Activity :: The only acceptable output is every entry, printed exactly.

★ ★ ★ ★ ★ ★ ★

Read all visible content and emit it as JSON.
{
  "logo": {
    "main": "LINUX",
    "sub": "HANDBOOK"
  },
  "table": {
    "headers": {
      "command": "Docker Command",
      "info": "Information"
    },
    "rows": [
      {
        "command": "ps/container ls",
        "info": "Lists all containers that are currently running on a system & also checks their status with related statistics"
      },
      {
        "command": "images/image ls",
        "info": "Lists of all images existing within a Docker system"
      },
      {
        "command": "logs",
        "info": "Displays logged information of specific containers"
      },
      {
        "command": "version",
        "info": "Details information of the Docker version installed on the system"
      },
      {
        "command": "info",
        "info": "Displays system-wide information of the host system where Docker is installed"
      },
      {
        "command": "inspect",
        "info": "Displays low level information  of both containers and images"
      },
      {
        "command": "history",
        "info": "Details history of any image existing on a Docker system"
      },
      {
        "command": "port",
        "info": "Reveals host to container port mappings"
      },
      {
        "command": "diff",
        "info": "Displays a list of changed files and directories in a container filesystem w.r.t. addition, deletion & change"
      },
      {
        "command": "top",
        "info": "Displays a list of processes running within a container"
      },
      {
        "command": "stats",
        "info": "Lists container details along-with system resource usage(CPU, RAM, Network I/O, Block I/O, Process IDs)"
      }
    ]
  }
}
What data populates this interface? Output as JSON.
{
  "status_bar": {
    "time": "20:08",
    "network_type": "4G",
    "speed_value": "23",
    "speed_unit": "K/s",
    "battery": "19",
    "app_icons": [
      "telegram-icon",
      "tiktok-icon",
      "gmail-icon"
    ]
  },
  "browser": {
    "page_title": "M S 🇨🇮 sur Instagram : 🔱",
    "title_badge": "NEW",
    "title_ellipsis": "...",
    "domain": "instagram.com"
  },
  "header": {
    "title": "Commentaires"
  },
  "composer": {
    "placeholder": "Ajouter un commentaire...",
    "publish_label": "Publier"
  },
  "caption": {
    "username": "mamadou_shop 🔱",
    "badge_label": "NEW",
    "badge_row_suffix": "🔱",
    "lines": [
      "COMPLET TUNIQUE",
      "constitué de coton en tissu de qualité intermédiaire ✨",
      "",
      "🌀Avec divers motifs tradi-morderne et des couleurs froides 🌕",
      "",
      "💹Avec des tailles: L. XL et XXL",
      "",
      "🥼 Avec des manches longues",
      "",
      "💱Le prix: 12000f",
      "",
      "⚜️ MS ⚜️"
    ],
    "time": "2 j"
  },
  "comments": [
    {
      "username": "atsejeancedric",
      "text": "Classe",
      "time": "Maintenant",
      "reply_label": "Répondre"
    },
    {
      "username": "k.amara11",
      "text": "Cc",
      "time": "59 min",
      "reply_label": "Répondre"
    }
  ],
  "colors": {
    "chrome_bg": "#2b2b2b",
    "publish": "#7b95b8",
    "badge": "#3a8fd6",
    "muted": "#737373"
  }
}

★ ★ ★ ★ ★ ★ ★

Exercise result ::
Read all visible content and emit it as JSON.
{
  "logo": {
    "main": "LINUX",
    "sub": "HANDBOOK"
  },
  "table": {
    "headers": {
      "command": "Docker Command",
      "info": "Information"
    },
    "rows": [
      {
        "command": "ps/container ls",
        "info": "Lists all containers that are currently running on a system & also checks their status with related statistics"
      },
      {
        "command": "images/image ls",
        "info": "Lists of all images existing within a Docker system"
      },
      {
        "command": "logs",
        "info": "Displays logged information of specific containers"
      },
      {
        "command": "version",
        "info": "Details information of the Docker version installed on the system"
      },
      {
        "command": "info",
        "info": "Displays system-wide information of the host system where Docker is installed"
      },
      {
        "command": "inspect",
        "info": "Displays low level information  of both containers and images"
      },
      {
        "command": "history",
        "info": "Details history of any image existing on a Docker system"
      },
      {
        "command": "port",
        "info": "Reveals host to container port mappings"
      },
      {
        "command": "diff",
        "info": "Displays a list of changed files and directories in a container filesystem w.r.t. addition, deletion & change"
      },
      {
        "command": "top",
        "info": "Displays a list of processes running within a container"
      },
      {
        "command": "stats",
        "info": "Lists container details along-with system resource usage(CPU, RAM, Network I/O, Block I/O, Process IDs)"
      }
    ]
  }
}
What data populates this interface? Output as JSON.
{
  "status_bar": {
    "time": "20:08",
    "network_type": "4G",
    "speed_value": "23",
    "speed_unit": "K/s",
    "battery": "19",
    "app_icons": [
      "telegram-icon",
      "tiktok-icon",
      "gmail-icon"
    ]
  },
  "browser": {
    "page_title": "M S 🇨🇮 sur Instagram : 🔱",
    "title_badge": "NEW",
    "title_ellipsis": "...",
    "domain": "instagram.com"
  },
  "header": {
    "title": "Commentaires"
  },
  "composer": {
    "placeholder": "Ajouter un commentaire...",
    "publish_label": "Publier"
  },
  "caption": {
    "username": "mamadou_shop 🔱",
    "badge_label": "NEW",
    "badge_row_suffix": "🔱",
    "lines": [
      "COMPLET TUNIQUE",
      "constitué de coton en tissu de qualité intermédiaire ✨",
      "",
      "🌀Avec divers motifs tradi-morderne et des couleurs froides 🌕",
      "",
      "💹Avec des tailles: L. XL et XXL",
      "",
      "🥼 Avec des manches longues",
      "",
      "💱Le prix: 12000f",
      "",
      "⚜️ MS ⚜️"
    ],
    "time": "2 j"
  },
  "comments": [
    {
      "username": "atsejeancedric",
      "text": "Classe",
      "time": "Maintenant",
      "reply_label": "Répondre"
    },
    {
      "username": "k.amara11",
      "text": "Cc",
      "time": "59 min",
      "reply_label": "Répondre"
    }
  ],
  "colors": {
    "chrome_bg": "#2b2b2b",
    "publish": "#7b95b8",
    "badge": "#3a8fd6",
    "muted": "#737373"
  }
}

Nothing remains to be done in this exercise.